* [Material supplied]:
----------------

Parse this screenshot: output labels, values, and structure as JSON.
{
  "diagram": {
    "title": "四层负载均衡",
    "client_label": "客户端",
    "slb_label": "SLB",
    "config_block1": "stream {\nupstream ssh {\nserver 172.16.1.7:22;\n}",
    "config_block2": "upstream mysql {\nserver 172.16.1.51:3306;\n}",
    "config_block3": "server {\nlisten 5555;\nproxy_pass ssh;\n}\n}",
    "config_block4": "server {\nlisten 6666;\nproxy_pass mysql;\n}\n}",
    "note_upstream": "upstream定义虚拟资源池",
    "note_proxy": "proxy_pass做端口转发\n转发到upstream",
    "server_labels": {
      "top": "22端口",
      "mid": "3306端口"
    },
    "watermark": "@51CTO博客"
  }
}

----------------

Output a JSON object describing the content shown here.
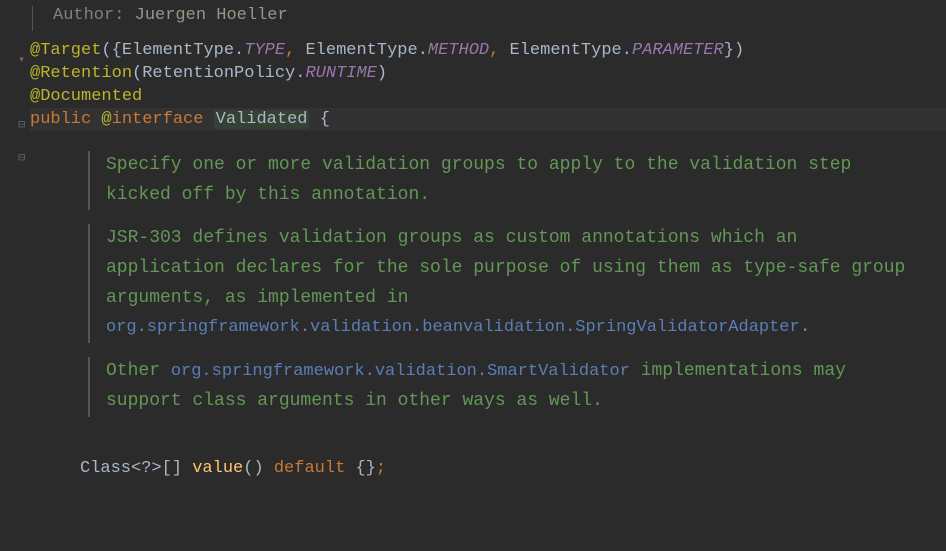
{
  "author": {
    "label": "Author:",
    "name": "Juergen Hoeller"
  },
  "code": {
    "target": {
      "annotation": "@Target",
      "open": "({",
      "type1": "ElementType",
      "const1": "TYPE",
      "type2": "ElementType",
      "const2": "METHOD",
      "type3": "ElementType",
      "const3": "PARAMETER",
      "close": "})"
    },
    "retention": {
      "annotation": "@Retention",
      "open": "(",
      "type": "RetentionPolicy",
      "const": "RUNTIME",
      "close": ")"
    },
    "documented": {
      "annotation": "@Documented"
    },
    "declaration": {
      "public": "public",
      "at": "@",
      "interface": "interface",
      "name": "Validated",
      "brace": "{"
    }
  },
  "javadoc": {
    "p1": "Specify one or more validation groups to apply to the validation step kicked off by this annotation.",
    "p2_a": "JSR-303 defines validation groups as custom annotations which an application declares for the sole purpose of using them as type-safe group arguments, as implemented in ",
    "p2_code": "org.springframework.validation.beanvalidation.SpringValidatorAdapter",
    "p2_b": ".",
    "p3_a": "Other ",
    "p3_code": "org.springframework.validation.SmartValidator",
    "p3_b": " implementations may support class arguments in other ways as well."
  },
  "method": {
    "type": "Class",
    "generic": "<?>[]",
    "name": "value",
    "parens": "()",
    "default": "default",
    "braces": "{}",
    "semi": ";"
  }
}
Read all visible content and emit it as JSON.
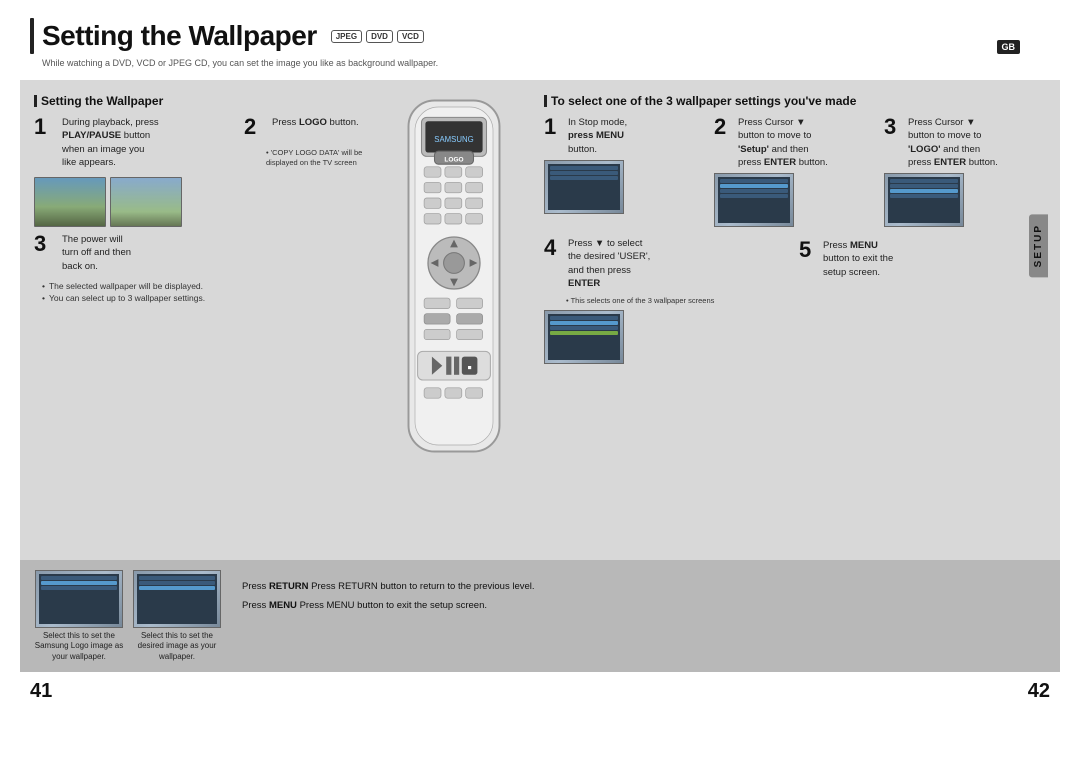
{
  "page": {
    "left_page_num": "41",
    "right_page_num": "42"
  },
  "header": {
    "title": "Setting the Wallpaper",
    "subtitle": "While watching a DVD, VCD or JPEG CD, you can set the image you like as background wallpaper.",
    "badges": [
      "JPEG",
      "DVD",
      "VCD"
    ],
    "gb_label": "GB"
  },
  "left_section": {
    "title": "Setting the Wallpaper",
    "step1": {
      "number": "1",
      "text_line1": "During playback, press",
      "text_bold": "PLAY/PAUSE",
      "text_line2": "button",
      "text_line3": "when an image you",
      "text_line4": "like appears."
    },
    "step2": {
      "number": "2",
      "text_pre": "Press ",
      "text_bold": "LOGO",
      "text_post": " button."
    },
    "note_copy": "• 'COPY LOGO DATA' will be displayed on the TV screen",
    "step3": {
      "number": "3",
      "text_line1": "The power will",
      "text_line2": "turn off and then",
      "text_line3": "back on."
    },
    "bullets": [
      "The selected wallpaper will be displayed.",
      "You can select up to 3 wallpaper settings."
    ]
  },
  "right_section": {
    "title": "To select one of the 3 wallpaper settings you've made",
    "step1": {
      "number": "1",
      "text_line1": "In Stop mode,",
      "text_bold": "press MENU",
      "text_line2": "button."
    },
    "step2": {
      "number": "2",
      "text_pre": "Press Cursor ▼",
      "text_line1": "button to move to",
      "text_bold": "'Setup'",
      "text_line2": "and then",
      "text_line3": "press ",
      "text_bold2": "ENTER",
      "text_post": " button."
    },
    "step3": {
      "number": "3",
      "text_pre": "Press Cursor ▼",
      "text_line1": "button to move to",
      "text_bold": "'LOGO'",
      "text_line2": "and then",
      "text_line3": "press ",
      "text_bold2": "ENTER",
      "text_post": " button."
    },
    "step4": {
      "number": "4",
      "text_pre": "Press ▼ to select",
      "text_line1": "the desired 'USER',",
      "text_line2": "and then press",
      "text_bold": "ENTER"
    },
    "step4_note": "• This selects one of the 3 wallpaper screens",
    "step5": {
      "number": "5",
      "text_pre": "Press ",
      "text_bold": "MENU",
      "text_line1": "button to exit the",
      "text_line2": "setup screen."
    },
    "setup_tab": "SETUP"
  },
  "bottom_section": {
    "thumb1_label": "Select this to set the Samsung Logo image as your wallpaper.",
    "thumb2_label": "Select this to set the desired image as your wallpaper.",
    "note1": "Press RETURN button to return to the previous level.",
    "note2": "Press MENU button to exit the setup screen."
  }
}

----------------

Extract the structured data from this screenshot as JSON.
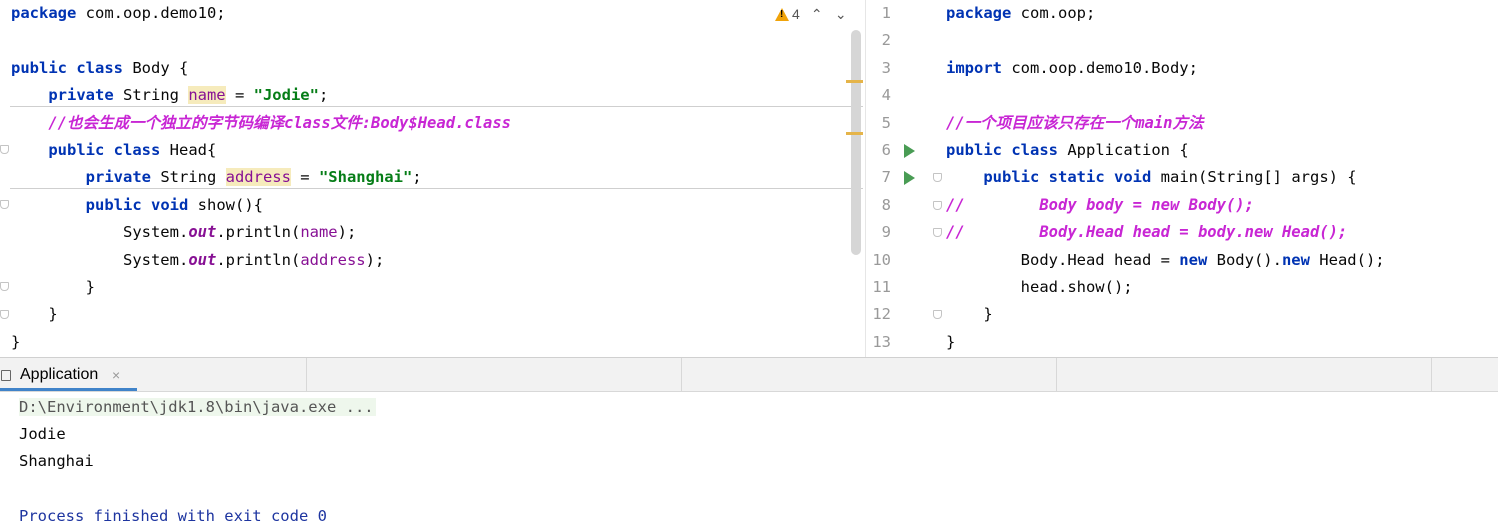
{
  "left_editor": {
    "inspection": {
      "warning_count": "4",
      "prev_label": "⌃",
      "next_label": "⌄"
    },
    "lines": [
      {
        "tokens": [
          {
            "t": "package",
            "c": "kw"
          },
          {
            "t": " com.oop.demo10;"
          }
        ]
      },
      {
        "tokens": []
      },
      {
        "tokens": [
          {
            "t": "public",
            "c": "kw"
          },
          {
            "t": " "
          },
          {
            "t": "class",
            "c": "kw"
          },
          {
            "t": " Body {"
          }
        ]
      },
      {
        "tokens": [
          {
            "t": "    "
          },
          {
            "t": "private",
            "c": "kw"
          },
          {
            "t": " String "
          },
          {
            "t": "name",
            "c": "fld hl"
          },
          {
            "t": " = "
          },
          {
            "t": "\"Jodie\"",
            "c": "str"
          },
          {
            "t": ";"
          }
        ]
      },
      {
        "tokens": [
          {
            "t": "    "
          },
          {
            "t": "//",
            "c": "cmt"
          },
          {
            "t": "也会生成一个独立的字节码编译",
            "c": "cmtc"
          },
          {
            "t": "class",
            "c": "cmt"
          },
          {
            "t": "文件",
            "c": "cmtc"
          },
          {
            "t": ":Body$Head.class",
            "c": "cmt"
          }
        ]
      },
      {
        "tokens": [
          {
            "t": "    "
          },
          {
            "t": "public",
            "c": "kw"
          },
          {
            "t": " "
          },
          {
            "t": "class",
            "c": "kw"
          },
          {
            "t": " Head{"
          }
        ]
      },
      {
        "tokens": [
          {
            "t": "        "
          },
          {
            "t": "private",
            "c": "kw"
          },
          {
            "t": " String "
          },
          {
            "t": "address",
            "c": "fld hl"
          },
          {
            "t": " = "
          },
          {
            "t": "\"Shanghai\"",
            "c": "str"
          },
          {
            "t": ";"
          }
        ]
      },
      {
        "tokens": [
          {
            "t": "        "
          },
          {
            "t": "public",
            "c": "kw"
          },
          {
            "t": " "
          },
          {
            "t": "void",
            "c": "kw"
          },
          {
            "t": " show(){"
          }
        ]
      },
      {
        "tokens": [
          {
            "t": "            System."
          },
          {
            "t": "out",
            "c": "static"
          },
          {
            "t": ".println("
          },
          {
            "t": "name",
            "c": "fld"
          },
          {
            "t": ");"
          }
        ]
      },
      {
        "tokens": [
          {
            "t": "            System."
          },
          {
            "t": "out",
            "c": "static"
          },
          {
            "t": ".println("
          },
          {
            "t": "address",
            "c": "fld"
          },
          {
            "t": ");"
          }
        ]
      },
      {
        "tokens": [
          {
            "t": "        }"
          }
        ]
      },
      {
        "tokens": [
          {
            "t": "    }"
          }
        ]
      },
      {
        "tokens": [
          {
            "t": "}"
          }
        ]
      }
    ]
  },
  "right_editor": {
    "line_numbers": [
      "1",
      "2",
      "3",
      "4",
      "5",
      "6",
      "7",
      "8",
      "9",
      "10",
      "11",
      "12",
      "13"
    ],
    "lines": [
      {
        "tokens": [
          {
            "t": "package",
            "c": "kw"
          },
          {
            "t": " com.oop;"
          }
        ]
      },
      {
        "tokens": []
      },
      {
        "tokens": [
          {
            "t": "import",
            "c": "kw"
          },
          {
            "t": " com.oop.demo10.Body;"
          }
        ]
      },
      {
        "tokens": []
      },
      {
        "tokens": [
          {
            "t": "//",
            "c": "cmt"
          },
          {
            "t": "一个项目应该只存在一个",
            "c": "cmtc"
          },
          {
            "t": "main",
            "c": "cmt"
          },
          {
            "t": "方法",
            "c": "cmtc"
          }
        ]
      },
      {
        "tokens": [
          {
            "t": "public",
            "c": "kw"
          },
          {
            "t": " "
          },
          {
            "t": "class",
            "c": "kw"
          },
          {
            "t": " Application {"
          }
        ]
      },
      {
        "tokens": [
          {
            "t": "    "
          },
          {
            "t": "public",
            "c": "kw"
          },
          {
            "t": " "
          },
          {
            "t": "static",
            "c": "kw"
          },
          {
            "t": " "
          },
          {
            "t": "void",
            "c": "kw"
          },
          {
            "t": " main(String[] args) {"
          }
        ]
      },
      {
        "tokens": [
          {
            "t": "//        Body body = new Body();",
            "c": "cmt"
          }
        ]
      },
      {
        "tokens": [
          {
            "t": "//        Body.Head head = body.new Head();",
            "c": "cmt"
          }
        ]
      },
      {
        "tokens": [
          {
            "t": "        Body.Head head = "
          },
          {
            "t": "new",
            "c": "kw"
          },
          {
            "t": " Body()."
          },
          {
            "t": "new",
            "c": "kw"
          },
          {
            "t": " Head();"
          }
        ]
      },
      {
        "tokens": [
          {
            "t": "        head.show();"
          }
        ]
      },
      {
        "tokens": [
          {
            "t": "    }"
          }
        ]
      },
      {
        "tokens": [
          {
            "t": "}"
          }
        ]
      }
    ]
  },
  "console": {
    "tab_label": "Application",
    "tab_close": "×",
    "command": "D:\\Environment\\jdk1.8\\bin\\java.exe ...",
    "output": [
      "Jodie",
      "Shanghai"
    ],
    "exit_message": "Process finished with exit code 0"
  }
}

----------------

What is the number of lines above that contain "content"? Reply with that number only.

* [Solution to this problem]: 2